Rob Grimm, seen below, with his custom and mobile shade flag. On day two we rented a bigger, heavier dolly made by J.L Fisher. The Fisher 10 is a similar model but considerably heavier to help compensate for the rough terrain. The heavier the dolly the smoother the shots on certain ground.
Canon C Series & C100
“The C100′s Super 35mm-sized sensor provides an angle-of-view and depth of field that equivalent to that of traditional Super 35mm film. With a native resolution of 8.3MP and a wider pixel pitch than conventional professional camcorders, the C100′s sensor offers enhanced sensitivity and reduced noise in low light environments. The C100 is fully compatible with Canon’s renowned EF mount lenses. Even specialty lenses, such as Canon’s 24mm f/3.5L II tilt shift lens or the 8-15mm f/4L Ultra-Wide Zoom fisheye lens, are available on the C100. When shooting with EF lenses, C100 features peripheral illumination correction, which automatically compensates for light fall-off in the corners of the image. Furthermore, continuous AF will be available via a firmware update for compatibility with Canon EF Lenses with STM focusing.”-(Canon USA)

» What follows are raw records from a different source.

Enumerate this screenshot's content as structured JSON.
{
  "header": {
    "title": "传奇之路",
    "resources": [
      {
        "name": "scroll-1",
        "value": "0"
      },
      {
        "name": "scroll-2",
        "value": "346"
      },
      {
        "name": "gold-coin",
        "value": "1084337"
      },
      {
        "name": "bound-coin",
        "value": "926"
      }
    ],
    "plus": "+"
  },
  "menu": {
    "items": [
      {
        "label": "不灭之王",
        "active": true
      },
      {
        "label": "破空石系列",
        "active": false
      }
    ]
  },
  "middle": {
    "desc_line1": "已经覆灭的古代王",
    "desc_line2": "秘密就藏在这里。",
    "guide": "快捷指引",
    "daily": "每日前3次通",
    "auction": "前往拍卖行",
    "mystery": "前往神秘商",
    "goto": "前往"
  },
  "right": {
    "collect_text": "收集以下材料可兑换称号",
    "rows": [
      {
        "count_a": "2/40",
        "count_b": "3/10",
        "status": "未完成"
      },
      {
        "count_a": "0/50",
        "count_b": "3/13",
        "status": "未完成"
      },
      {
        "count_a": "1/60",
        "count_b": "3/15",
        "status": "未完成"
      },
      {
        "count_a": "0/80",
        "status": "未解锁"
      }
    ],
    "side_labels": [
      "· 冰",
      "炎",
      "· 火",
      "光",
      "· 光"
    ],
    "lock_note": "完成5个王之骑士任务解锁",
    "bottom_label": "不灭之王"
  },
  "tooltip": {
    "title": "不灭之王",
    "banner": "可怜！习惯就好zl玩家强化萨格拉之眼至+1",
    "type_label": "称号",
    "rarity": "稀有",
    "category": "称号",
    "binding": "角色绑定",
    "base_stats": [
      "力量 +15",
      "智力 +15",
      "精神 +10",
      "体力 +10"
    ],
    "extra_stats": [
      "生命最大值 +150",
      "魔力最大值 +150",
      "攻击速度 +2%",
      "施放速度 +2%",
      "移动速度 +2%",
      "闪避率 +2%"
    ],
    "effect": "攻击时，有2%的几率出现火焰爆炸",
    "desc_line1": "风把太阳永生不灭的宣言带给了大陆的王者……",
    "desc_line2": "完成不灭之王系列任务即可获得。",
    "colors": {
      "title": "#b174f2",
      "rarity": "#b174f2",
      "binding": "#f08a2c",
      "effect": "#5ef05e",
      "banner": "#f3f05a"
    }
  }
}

In addition the cropped sensor in the C100 is a 1.6x magnification. This might take some getting used to and may require you to go out and buy a few more lenses. The 35mm lens that you are used to on the full frame Canon 5D MK III would be more like a 56mm lens, a 24mm would be more like a 38mm, and a 50mm would be more like a 80mm. This can be both a good thing and a bad thing depending on the type of motion you are trying to shoot.
Overall the Canon C100 workflow is pretty seamless. The dynamic range especially in the mid-dark tones is phenomenal at the native ISO of 850. As long as the highlights are protected and detail in the highlights are preserved there is no trouble whatsoever bringing tone and life to the black and underexposed areas of the shot. Overall the footage is more elastic in post than I originally thought and a big improvement to working with the 5D MK III or comparable DSLR cameras. In addition we shot almost all day with one battery for the Canon C100 and two batteries for the Atomos Ninja, which gives us less of an interruption in swapping out gear and remaining cordless. The only cord we had running was an HDMI out running from the Atomos Ninja to a Panasonic display for the director off camera. An added bonus is the three built in ND filters in the C100 body. This really helped streamline our workflow with the ever changing light and saved us on purchasing/renting additional ND glass.

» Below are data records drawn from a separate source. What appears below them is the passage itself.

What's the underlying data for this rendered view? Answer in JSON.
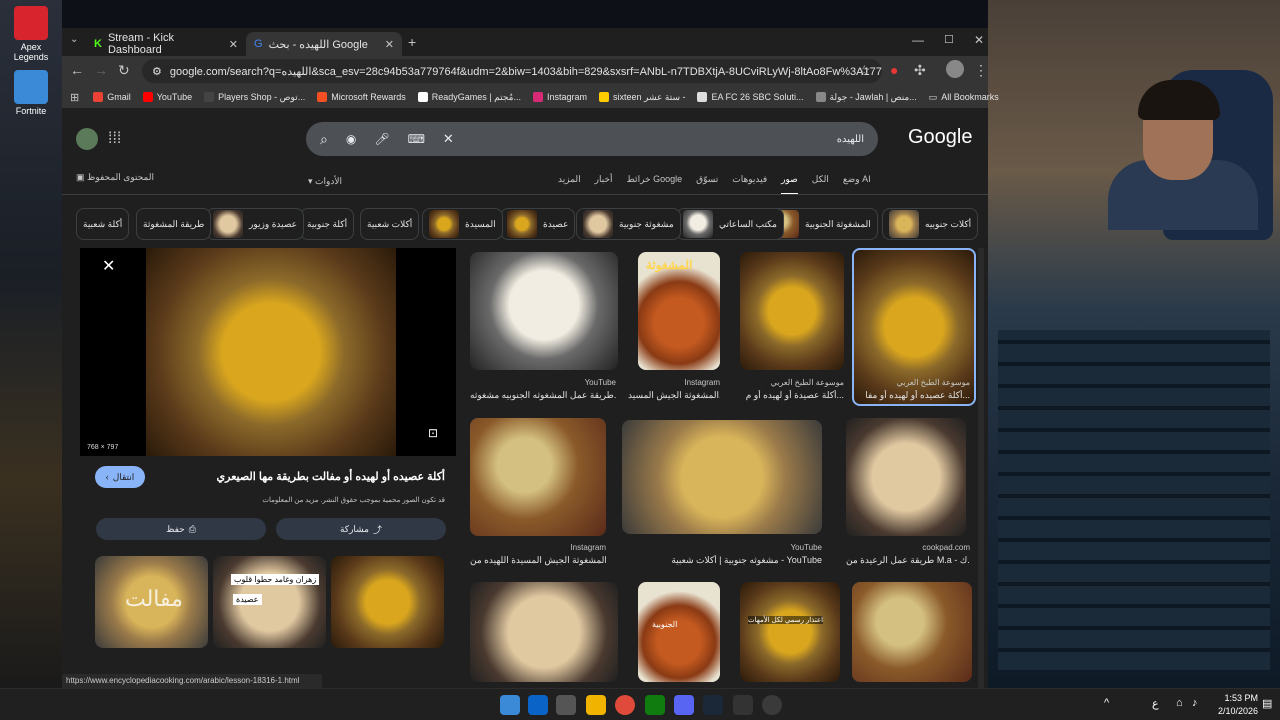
{
  "desktop": {
    "icons": [
      {
        "label": "Apex Legends"
      },
      {
        "label": "Fortnite"
      }
    ]
  },
  "tabs": [
    {
      "title": "Stream - Kick Dashboard"
    },
    {
      "title": "اللهيده - بحث Google"
    }
  ],
  "toolbar": {
    "url": "google.com/search?q=اللهيده&sca_esv=28c94b53a779764f&udm=2&biw=1403&bih=829&sxsrf=ANbL-n7TDBXtjA-8UCviRLyWj-8ltAo8Fw%3A1770720329435&ei=..."
  },
  "bookmarks": [
    {
      "label": "Gmail",
      "color": "#ea4335"
    },
    {
      "label": "YouTube",
      "color": "#ff0000"
    },
    {
      "label": "Players Shop - توص...",
      "color": "#444"
    },
    {
      "label": "Microsoft Rewards",
      "color": "#f25022"
    },
    {
      "label": "ReadyGames | مُجتم...",
      "color": "#fff"
    },
    {
      "label": "Instagram",
      "color": "#d62976"
    },
    {
      "label": "sixteen ستة عشر -",
      "color": "#ffcc00"
    },
    {
      "label": "EA FC 26 SBC Soluti...",
      "color": "#ddd"
    },
    {
      "label": "جولة - Jawlah | منص...",
      "color": "#888"
    },
    {
      "label": "All Bookmarks",
      "color": "#c4c7c5"
    }
  ],
  "google": {
    "logo": "Google",
    "query": "اللهيده",
    "saved": "المحتوى المحفوظ",
    "tools": "الأدوات",
    "tabs": [
      "وضع AI",
      "الكل",
      "صور",
      "فيديوهات",
      "تسوّق",
      "خرائط Google",
      "أخبار",
      "المزيد"
    ],
    "chips": [
      "أكلات جنوبيه",
      "المشغوثة الجنوبية",
      "مكتب الساعاتي",
      "مشغوثة جنوبية",
      "عصيدة",
      "المسيدة",
      "أكلات شعبية",
      "أكلة جنوبية",
      "عصيدة وزيور",
      "طريقة المشغوثة",
      "أكلة شعبية"
    ]
  },
  "preview": {
    "size": "768 × 797",
    "title": "أكلة عصيده أو لهيده أو مفالت بطريقة مها الصيعري",
    "copyright": "قد تكون الصور محمية بموجب حقوق النشر. مزيد من المعلومات",
    "visit": "انتقال",
    "save": "حفظ",
    "share": "مشاركة",
    "related_text_1": "مفالت",
    "related_text_2": "زهران وغامد حطوا قلوب",
    "related_text_3": "عصيدة"
  },
  "results": [
    {
      "source": "موسوعة الطبخ العربي",
      "caption": "أكلة عصيده أو لهيده أو مفا..."
    },
    {
      "source": "موسوعة الطبخ العربي",
      "caption": "أكلة عصيدة أو لهيده أو م..."
    },
    {
      "source": "Instagram",
      "caption": "المشغوثة الجيش المسيد..."
    },
    {
      "source": "YouTube",
      "caption": "طريقة عمل المشغوثه الجنوبيه مشغوثه..."
    },
    {
      "source": "cookpad.com",
      "caption": "طريقة عمل الرعيدة من M.a - ك..."
    },
    {
      "source": "YouTube",
      "caption": "مشغوثه جنوبية | أكلات شعبية - YouTube"
    },
    {
      "source": "Instagram",
      "caption": "المشغوثة الجيش المسيدة اللهيده من..."
    }
  ],
  "overlay_texts": {
    "mashghootha": "المشغوثة",
    "apology": "اعتذار رسمي لكل الأمهات",
    "janubiya": "الجنوبية"
  },
  "status_url": "https://www.encyclopediacooking.com/arabic/lesson-18316-1.html",
  "taskbar": {
    "time": "1:53 PM",
    "date": "2/10/2026",
    "lang": "ع"
  }
}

I am interested to hear people with the C300 and why they purchased that camera instead of using something like the Atomos Ninja. What are the benefits to that considering it is more than twice as much?

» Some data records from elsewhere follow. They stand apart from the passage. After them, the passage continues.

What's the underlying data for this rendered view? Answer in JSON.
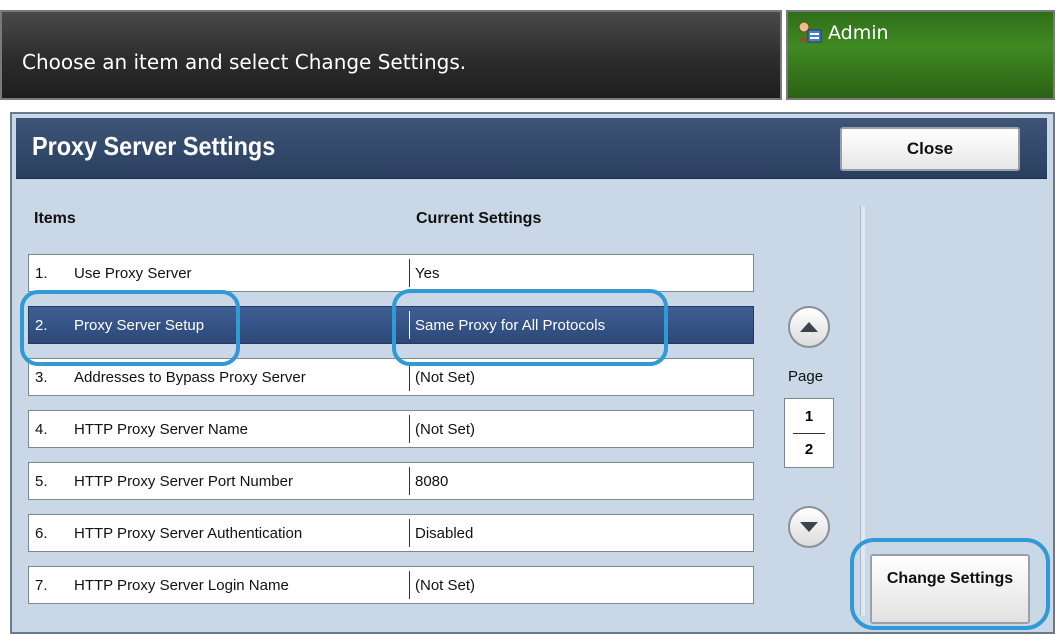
{
  "message": "Choose an item and select Change Settings.",
  "user": {
    "label": "Admin",
    "icon": "admin-user-icon"
  },
  "panel": {
    "title": "Proxy Server Settings",
    "close_label": "Close",
    "columns": {
      "items": "Items",
      "current": "Current Settings"
    }
  },
  "rows": [
    {
      "num": "1.",
      "name": "Use Proxy Server",
      "value": "Yes"
    },
    {
      "num": "2.",
      "name": "Proxy Server Setup",
      "value": "Same Proxy for All Protocols"
    },
    {
      "num": "3.",
      "name": "Addresses to Bypass Proxy Server",
      "value": "(Not Set)"
    },
    {
      "num": "4.",
      "name": "HTTP Proxy Server Name",
      "value": "(Not Set)"
    },
    {
      "num": "5.",
      "name": "HTTP Proxy Server Port Number",
      "value": "8080"
    },
    {
      "num": "6.",
      "name": "HTTP Proxy Server Authentication",
      "value": "Disabled"
    },
    {
      "num": "7.",
      "name": "HTTP Proxy Server Login Name",
      "value": "(Not Set)"
    }
  ],
  "pager": {
    "label": "Page",
    "current": "1",
    "total": "2"
  },
  "change_settings_label": "Change Settings",
  "colors": {
    "selected_row": "#2c4878",
    "highlight": "#2f9ad6",
    "admin_green": "#3f8a22",
    "header_navy": "#2a3f60"
  }
}
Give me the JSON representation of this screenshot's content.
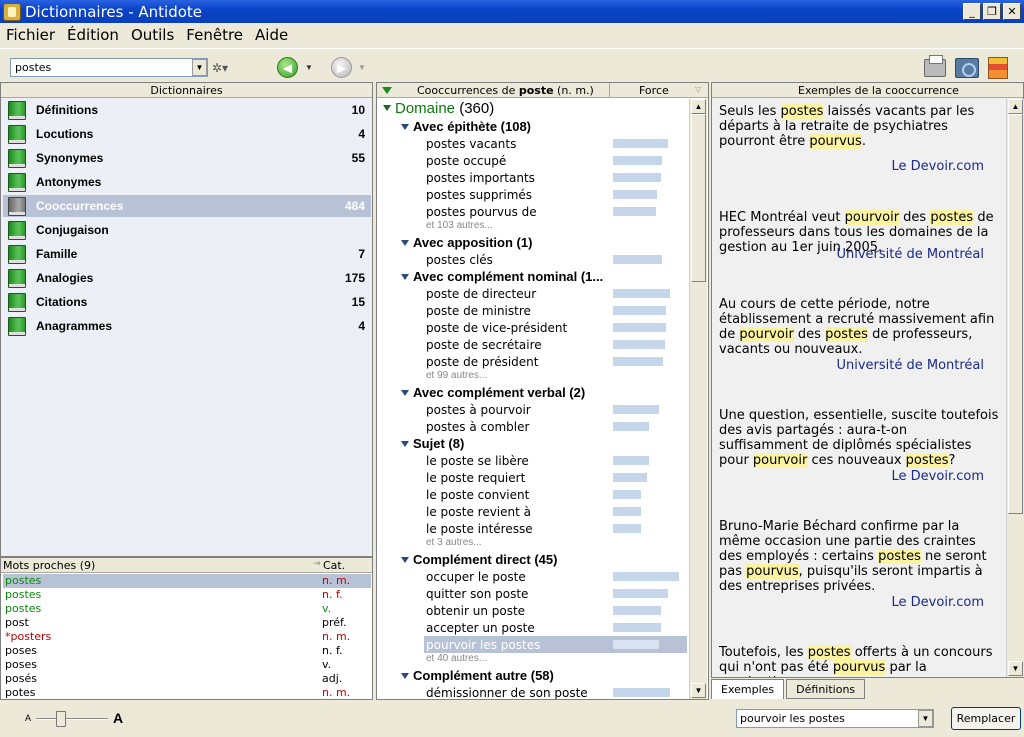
{
  "window": {
    "title": "Dictionnaires - Antidote",
    "minimize": "_",
    "restore": "❐",
    "close": "✕"
  },
  "menu": [
    "Fichier",
    "Édition",
    "Outils",
    "Fenêtre",
    "Aide"
  ],
  "toolbar": {
    "search_value": "postes"
  },
  "dictionaries": {
    "header": "Dictionnaires",
    "items": [
      {
        "label": "Définitions",
        "count": "10"
      },
      {
        "label": "Locutions",
        "count": "4"
      },
      {
        "label": "Synonymes",
        "count": "55"
      },
      {
        "label": "Antonymes",
        "count": ""
      },
      {
        "label": "Cooccurrences",
        "count": "484"
      },
      {
        "label": "Conjugaison",
        "count": ""
      },
      {
        "label": "Famille",
        "count": "7"
      },
      {
        "label": "Analogies",
        "count": "175"
      },
      {
        "label": "Citations",
        "count": "15"
      },
      {
        "label": "Anagrammes",
        "count": "4"
      }
    ]
  },
  "mots_proches": {
    "header": "Mots proches (9)",
    "cat_header": "Cat.",
    "rows": [
      {
        "word": "postes",
        "cat": "n. m."
      },
      {
        "word": "postes",
        "cat": "n. f."
      },
      {
        "word": "postes",
        "cat": "v."
      },
      {
        "word": "post",
        "cat": "préf."
      },
      {
        "word": "*posters",
        "cat": "n. m."
      },
      {
        "word": "poses",
        "cat": "n. f."
      },
      {
        "word": "poses",
        "cat": "v."
      },
      {
        "word": "posés",
        "cat": "adj."
      },
      {
        "word": "potes",
        "cat": "n. m."
      }
    ]
  },
  "cooccurrences": {
    "header_prefix": "Cooccurrences de ",
    "header_word": "poste",
    "header_suffix": " (n. m.)",
    "force_header": "Force",
    "domain": {
      "label": "Domaine",
      "count": "(360)"
    },
    "rows": [
      {
        "kind": "group",
        "text": "Avec épithète (108)"
      },
      {
        "kind": "item",
        "text": "postes vacants",
        "force": 0.84
      },
      {
        "kind": "item",
        "text": "poste occupé",
        "force": 0.74
      },
      {
        "kind": "item",
        "text": "postes importants",
        "force": 0.73
      },
      {
        "kind": "item",
        "text": "postes supprimés",
        "force": 0.67
      },
      {
        "kind": "item",
        "text": "postes pourvus de",
        "force": 0.65
      },
      {
        "kind": "more",
        "text": "et 103 autres..."
      },
      {
        "kind": "group",
        "text": "Avec apposition (1)"
      },
      {
        "kind": "item",
        "text": "postes clés",
        "force": 0.74
      },
      {
        "kind": "group",
        "text": "Avec complément nominal (1..."
      },
      {
        "kind": "item",
        "text": "poste de directeur",
        "force": 0.86
      },
      {
        "kind": "item",
        "text": "poste de ministre",
        "force": 0.81
      },
      {
        "kind": "item",
        "text": "poste de vice-président",
        "force": 0.81
      },
      {
        "kind": "item",
        "text": "poste de secrétaire",
        "force": 0.79
      },
      {
        "kind": "item",
        "text": "poste de président",
        "force": 0.75
      },
      {
        "kind": "more",
        "text": "et 99 autres..."
      },
      {
        "kind": "group",
        "text": "Avec complément verbal (2)"
      },
      {
        "kind": "item",
        "text": "postes à pourvoir",
        "force": 0.69
      },
      {
        "kind": "item",
        "text": "postes à combler",
        "force": 0.55
      },
      {
        "kind": "group",
        "text": "Sujet (8)"
      },
      {
        "kind": "item",
        "text": "le poste se libère",
        "force": 0.54
      },
      {
        "kind": "item",
        "text": "le poste requiert",
        "force": 0.51
      },
      {
        "kind": "item",
        "text": "le poste convient",
        "force": 0.43
      },
      {
        "kind": "item",
        "text": "le poste revient à",
        "force": 0.42
      },
      {
        "kind": "item",
        "text": "le poste intéresse",
        "force": 0.42
      },
      {
        "kind": "more",
        "text": "et 3 autres..."
      },
      {
        "kind": "group",
        "text": "Complément direct (45)"
      },
      {
        "kind": "item",
        "text": "occuper le poste",
        "force": 1.0
      },
      {
        "kind": "item",
        "text": "quitter son poste",
        "force": 0.84
      },
      {
        "kind": "item",
        "text": "obtenir un poste",
        "force": 0.73
      },
      {
        "kind": "item",
        "text": "accepter un poste",
        "force": 0.73
      },
      {
        "kind": "item",
        "text": "pourvoir les postes",
        "force": 0.7,
        "selected": true
      },
      {
        "kind": "more",
        "text": "et 40 autres..."
      },
      {
        "kind": "group",
        "text": "Complément autre (58)"
      },
      {
        "kind": "item",
        "text": "démissionner de son poste",
        "force": 0.86
      }
    ]
  },
  "examples": {
    "header": "Exemples de la cooccurrence",
    "items": [
      {
        "html": "Seuls les <span class=\"hl\">postes</span> laissés vacants par les départs à la retraite de psychiatres pourront être <span class=\"hl\">pourvus</span>.",
        "source": "Le Devoir.com"
      },
      {
        "html": "HEC Montréal veut <span class=\"hl\">pourvoir</span> des <span class=\"hl\">postes</span> de professeurs dans tous les domaines de la gestion au 1er juin 2005.",
        "source": "Université de Montréal"
      },
      {
        "html": "Au cours de cette période, notre établissement a recruté massivement afin de <span class=\"hl\">pourvoir</span> des <span class=\"hl\">postes</span> de professeurs, vacants ou nouveaux.",
        "source": "Université de Montréal"
      },
      {
        "html": "Une question, essentielle, suscite toutefois des avis partagés : aura-t-on suffisamment de diplômés spécialistes pour <span class=\"hl\">pourvoir</span> ces nouveaux <span class=\"hl\">postes</span>?",
        "source": "Le Devoir.com"
      },
      {
        "html": "Bruno-Marie Béchard confirme par la même occasion une partie des craintes des employés : certains <span class=\"hl\">postes</span> ne seront pas <span class=\"hl\">pourvus</span>, puisqu'ils seront impartis à des entreprises privées.",
        "source": "Le Devoir.com"
      },
      {
        "html": "Toutefois, les <span class=\"hl\">postes</span> offerts à un concours qui n'ont pas été <span class=\"hl\">pourvus</span> par la nomination",
        "source": ""
      }
    ]
  },
  "tabs": [
    "Exemples",
    "Définitions"
  ],
  "status": {
    "zoom_small": "A",
    "zoom_big": "A",
    "replace_value": "pourvoir les postes",
    "replace_button": "Remplacer"
  }
}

Big thanks to Daily Greens for having us on set and to AL Wyatt from Jet Pack for putting this shoot together. If you would like to get some awesome veggie juice delivered to your door each week check out the Daily Greens website. Also big thanks to Utopic in Chicago for editing the pieces. Specifically the following: